There are many reasons why using Linux in connected medical devices is not a great idea, some of which are highlighted in the following whitepapers:
These whitepapers demonstrate the many limitations of using Linux in medical devices. Examples include the higher Total Cost of Ownership driven by product-specific testing, added time to market, and the cost of maintaining in-house OS experts. In addition, the challenges associated with IEC 62304 safety certification as well as security vulnerabilities make Linux sub-optimal. In 2017, BlackBerry QNX released SDP 7.0 which incorporates several security features at the OS level. Complementing SDP 7.0, BlackBerry’s Over-The-Air (OTA) software update platform has been optimized for embedded systems and battery-operated devices. BlackBerry was the first company in the world that developed a secure OTA system and, from 2013 to 2017, executed over 50 million OTA updates successfully. Both are perfect examples of what the FDA is asking for in a secure, safety-certified, RTOS with an eye on managing life-cycle software upgrades and device security.
Now, let’s move from the FDA to another government agency, the National Institute of Standards and Technology (NIST), and its National Vulnerability Database (NVD). This data enables automation of vulnerability management, security measurement, and compliance. The NVD includes databases of security checklist references, misconfigurations, product names, impact metrics, and, most important to our discussions, security-related software flaws. To access this database and see interesting snap shots of QNX vs. Linux from a security vulnerability perspective, please go to https://nvd.nist.gov/vuln/search, enter the word QNX, then choose the statistics button. Then do the same for Linux. Here you will see the number of Common Vulnerabilities and Exposure (CVEs) per year for each OS.
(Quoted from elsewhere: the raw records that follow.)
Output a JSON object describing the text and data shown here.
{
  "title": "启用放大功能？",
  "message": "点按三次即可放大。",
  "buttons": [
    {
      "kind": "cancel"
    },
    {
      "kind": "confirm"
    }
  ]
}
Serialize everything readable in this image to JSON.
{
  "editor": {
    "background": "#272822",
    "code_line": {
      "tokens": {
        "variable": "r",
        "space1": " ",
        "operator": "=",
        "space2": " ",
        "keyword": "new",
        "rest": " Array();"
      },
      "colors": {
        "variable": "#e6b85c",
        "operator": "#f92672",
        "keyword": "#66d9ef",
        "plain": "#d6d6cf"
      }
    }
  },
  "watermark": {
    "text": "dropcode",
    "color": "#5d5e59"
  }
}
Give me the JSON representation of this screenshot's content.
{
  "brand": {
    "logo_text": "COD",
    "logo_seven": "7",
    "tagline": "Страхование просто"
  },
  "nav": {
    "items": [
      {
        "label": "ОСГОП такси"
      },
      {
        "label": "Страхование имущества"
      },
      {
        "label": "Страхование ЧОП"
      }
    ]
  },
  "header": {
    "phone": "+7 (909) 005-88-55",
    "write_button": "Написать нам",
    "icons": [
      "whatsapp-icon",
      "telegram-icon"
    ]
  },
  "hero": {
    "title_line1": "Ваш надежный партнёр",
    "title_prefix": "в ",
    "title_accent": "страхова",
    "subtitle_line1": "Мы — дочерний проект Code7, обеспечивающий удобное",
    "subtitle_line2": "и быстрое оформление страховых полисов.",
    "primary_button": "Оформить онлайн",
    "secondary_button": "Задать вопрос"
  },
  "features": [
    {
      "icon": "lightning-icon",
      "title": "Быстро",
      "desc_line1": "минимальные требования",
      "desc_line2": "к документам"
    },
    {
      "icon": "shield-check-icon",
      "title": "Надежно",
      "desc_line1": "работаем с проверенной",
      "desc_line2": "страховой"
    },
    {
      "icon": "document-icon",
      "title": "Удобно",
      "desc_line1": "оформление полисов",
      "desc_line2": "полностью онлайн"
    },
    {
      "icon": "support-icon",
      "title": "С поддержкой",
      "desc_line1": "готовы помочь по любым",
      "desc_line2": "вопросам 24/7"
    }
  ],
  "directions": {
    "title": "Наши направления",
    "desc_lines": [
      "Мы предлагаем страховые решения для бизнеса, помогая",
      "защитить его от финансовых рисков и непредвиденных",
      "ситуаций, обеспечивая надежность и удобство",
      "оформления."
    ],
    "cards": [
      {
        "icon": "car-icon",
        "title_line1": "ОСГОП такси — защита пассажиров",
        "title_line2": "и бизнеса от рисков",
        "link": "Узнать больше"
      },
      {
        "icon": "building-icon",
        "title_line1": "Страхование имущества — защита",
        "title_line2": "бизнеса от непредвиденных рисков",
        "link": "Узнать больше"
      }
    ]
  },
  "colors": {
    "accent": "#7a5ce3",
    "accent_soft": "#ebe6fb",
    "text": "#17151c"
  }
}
In the above charts, please consider the Y-axis representing the number of vulnerabilities, historic as well as current. These charts tell a story. Usually when you talk to the open source proponents, they all tout that with open source, there is an army of developers fixing bugs and security issues. However, to those of us in the cybersecurity business, it is obvious that there is an even larger army that is creating bugs and finding security vulnerabilities. In one estimate, over 30% of hacks related to electronic products we read about in the press are the result of “a back door being left open” during the design and integration phase. It is not hard to imagine that there are a lot of backdoors in open source, masquerading as “good, easy to use software components”. BlackBerry QNX only comes from one source, BlackBerry QNX.
How can you mitigate the risk of cyberattacks if, as a medical equipment manufacturer, you are getting ready to release a product using Linux or any other unsecure operating system? Consider BlackBerry Jarvis, a powerful Static Binary Application Security Testing (SAST) tool that will help you analyze your binary files without source-code, and quantify and prioritize areas of risk to mitigate. BlackBerry Jarvis also provides security posture management, so that the effectiveness of a software security strategy can be measured over time.
Finally, I would highly recommend that you read our white paper, “BlackBerry’s 7-Pillar Recommendation for Automotive Cybersecurity”, which provides a framework to secure a medical (or any other type of) device over its life-cycle in the age of connected everything.